-- Opening Marker --

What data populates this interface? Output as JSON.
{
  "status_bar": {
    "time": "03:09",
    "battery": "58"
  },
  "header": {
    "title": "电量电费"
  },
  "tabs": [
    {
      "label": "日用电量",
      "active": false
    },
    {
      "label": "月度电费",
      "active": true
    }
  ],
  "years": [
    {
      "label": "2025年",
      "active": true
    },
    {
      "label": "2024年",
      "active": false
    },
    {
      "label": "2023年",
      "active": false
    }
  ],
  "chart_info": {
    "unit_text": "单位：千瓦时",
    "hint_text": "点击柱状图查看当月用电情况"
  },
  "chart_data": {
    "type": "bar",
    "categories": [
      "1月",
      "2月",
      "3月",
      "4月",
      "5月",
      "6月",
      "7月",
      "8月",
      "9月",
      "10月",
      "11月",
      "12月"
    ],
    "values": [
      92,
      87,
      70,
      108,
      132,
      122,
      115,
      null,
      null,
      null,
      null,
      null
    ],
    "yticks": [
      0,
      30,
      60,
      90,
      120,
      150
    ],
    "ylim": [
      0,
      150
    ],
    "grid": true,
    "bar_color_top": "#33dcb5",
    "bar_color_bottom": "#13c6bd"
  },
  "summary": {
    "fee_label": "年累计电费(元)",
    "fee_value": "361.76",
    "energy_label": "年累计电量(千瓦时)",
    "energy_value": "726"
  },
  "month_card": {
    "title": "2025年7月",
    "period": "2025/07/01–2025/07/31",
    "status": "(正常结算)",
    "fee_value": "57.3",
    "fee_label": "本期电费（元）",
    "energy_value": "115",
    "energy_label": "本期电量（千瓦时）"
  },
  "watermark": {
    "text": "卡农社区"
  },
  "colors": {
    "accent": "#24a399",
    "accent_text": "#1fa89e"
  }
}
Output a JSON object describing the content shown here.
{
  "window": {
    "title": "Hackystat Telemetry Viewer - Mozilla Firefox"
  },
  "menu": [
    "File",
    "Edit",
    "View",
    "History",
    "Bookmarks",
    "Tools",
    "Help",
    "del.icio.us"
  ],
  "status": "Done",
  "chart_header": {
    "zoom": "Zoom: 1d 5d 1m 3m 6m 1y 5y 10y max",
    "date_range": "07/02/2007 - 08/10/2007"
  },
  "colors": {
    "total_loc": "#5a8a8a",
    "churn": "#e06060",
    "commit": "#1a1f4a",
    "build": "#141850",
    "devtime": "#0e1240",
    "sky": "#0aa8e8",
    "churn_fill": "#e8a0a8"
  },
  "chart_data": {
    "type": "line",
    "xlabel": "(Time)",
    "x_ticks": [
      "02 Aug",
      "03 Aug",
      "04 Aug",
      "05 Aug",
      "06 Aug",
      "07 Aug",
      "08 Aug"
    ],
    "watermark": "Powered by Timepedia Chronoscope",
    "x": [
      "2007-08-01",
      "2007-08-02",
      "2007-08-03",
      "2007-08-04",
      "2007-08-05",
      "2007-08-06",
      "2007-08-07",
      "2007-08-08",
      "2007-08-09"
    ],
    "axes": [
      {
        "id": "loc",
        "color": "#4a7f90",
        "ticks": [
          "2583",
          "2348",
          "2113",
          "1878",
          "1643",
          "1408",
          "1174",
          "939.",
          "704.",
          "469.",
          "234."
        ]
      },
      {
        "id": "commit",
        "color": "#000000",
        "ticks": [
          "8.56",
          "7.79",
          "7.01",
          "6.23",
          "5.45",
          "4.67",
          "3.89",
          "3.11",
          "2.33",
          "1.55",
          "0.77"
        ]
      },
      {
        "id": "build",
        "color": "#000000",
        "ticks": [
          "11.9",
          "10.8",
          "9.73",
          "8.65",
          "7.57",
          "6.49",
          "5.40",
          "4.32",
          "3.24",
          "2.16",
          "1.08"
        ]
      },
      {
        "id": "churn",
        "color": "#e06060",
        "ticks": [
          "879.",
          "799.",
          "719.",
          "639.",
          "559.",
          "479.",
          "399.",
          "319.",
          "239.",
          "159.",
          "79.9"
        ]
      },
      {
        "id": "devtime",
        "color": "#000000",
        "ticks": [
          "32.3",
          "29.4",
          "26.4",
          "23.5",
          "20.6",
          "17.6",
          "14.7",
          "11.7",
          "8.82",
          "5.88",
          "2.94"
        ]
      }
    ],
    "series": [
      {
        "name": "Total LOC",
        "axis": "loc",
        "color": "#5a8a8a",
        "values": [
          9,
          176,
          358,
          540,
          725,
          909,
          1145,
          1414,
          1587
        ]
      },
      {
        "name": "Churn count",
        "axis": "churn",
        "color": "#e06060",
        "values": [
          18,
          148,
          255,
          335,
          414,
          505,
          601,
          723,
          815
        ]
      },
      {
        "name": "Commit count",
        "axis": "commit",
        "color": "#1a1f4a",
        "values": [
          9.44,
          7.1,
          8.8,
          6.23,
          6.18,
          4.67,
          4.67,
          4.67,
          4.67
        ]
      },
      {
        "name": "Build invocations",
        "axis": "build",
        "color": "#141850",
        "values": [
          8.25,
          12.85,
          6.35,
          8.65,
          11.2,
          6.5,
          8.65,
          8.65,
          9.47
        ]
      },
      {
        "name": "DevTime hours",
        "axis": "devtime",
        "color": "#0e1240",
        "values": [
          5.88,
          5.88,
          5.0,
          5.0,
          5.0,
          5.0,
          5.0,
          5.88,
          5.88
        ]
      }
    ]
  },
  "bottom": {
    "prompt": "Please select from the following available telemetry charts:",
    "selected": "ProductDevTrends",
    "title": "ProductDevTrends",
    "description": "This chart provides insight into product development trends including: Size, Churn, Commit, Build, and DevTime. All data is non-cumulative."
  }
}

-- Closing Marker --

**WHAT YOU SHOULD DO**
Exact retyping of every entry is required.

**ANSWER**
What data populates this interface? Output as JSON.
{
  "status_bar": {
    "time": "03:09",
    "battery": "58"
  },
  "header": {
    "title": "电量电费"
  },
  "tabs": [
    {
      "label": "日用电量",
      "active": false
    },
    {
      "label": "月度电费",
      "active": true
    }
  ],
  "years": [
    {
      "label": "2025年",
      "active": true
    },
    {
      "label": "2024年",
      "active": false
    },
    {
      "label": "2023年",
      "active": false
    }
  ],
  "chart_info": {
    "unit_text": "单位：千瓦时",
    "hint_text": "点击柱状图查看当月用电情况"
  },
  "chart_data": {
    "type": "bar",
    "categories": [
      "1月",
      "2月",
      "3月",
      "4月",
      "5月",
      "6月",
      "7月",
      "8月",
      "9月",
      "10月",
      "11月",
      "12月"
    ],
    "values": [
      92,
      87,
      70,
      108,
      132,
      122,
      115,
      null,
      null,
      null,
      null,
      null
    ],
    "yticks": [
      0,
      30,
      60,
      90,
      120,
      150
    ],
    "ylim": [
      0,
      150
    ],
    "grid": true,
    "bar_color_top": "#33dcb5",
    "bar_color_bottom": "#13c6bd"
  },
  "summary": {
    "fee_label": "年累计电费(元)",
    "fee_value": "361.76",
    "energy_label": "年累计电量(千瓦时)",
    "energy_value": "726"
  },
  "month_card": {
    "title": "2025年7月",
    "period": "2025/07/01–2025/07/31",
    "status": "(正常结算)",
    "fee_value": "57.3",
    "fee_label": "本期电费（元）",
    "energy_value": "115",
    "energy_label": "本期电量（千瓦时）"
  },
  "watermark": {
    "text": "卡农社区"
  },
  "colors": {
    "accent": "#24a399",
    "accent_text": "#1fa89e"
  }
}
Output a JSON object describing the content shown here.
{
  "window": {
    "title": "Hackystat Telemetry Viewer - Mozilla Firefox"
  },
  "menu": [
    "File",
    "Edit",
    "View",
    "History",
    "Bookmarks",
    "Tools",
    "Help",
    "del.icio.us"
  ],
  "status": "Done",
  "chart_header": {
    "zoom": "Zoom: 1d 5d 1m 3m 6m 1y 5y 10y max",
    "date_range": "07/02/2007 - 08/10/2007"
  },
  "colors": {
    "total_loc": "#5a8a8a",
    "churn": "#e06060",
    "commit": "#1a1f4a",
    "build": "#141850",
    "devtime": "#0e1240",
    "sky": "#0aa8e8",
    "churn_fill": "#e8a0a8"
  },
  "chart_data": {
    "type": "line",
    "xlabel": "(Time)",
    "x_ticks": [
      "02 Aug",
      "03 Aug",
      "04 Aug",
      "05 Aug",
      "06 Aug",
      "07 Aug",
      "08 Aug"
    ],
    "watermark": "Powered by Timepedia Chronoscope",
    "x": [
      "2007-08-01",
      "2007-08-02",
      "2007-08-03",
      "2007-08-04",
      "2007-08-05",
      "2007-08-06",
      "2007-08-07",
      "2007-08-08",
      "2007-08-09"
    ],
    "axes": [
      {
        "id": "loc",
        "color": "#4a7f90",
        "ticks": [
          "2583",
          "2348",
          "2113",
          "1878",
          "1643",
          "1408",
          "1174",
          "939.",
          "704.",
          "469.",
          "234."
        ]
      },
      {
        "id": "commit",
        "color": "#000000",
        "ticks": [
          "8.56",
          "7.79",
          "7.01",
          "6.23",
          "5.45",
          "4.67",
          "3.89",
          "3.11",
          "2.33",
          "1.55",
          "0.77"
        ]
      },
      {
        "id": "build",
        "color": "#000000",
        "ticks": [
          "11.9",
          "10.8",
          "9.73",
          "8.65",
          "7.57",
          "6.49",
          "5.40",
          "4.32",
          "3.24",
          "2.16",
          "1.08"
        ]
      },
      {
        "id": "churn",
        "color": "#e06060",
        "ticks": [
          "879.",
          "799.",
          "719.",
          "639.",
          "559.",
          "479.",
          "399.",
          "319.",
          "239.",
          "159.",
          "79.9"
        ]
      },
      {
        "id": "devtime",
        "color": "#000000",
        "ticks": [
          "32.3",
          "29.4",
          "26.4",
          "23.5",
          "20.6",
          "17.6",
          "14.7",
          "11.7",
          "8.82",
          "5.88",
          "2.94"
        ]
      }
    ],
    "series": [
      {
        "name": "Total LOC",
        "axis": "loc",
        "color": "#5a8a8a",
        "values": [
          9,
          176,
          358,
          540,
          725,
          909,
          1145,
          1414,
          1587
        ]
      },
      {
        "name": "Churn count",
        "axis": "churn",
        "color": "#e06060",
        "values": [
          18,
          148,
          255,
          335,
          414,
          505,
          601,
          723,
          815
        ]
      },
      {
        "name": "Commit count",
        "axis": "commit",
        "color": "#1a1f4a",
        "values": [
          9.44,
          7.1,
          8.8,
          6.23,
          6.18,
          4.67,
          4.67,
          4.67,
          4.67
        ]
      },
      {
        "name": "Build invocations",
        "axis": "build",
        "color": "#141850",
        "values": [
          8.25,
          12.85,
          6.35,
          8.65,
          11.2,
          6.5,
          8.65,
          8.65,
          9.47
        ]
      },
      {
        "name": "DevTime hours",
        "axis": "devtime",
        "color": "#0e1240",
        "values": [
          5.88,
          5.88,
          5.0,
          5.0,
          5.0,
          5.0,
          5.0,
          5.88,
          5.88
        ]
      }
    ]
  },
  "bottom": {
    "prompt": "Please select from the following available telemetry charts:",
    "selected": "ProductDevTrends",
    "title": "ProductDevTrends",
    "description": "This chart provides insight into product development trends including: Size, Churn, Commit, Build, and DevTime. All data is non-cumulative."
  }
}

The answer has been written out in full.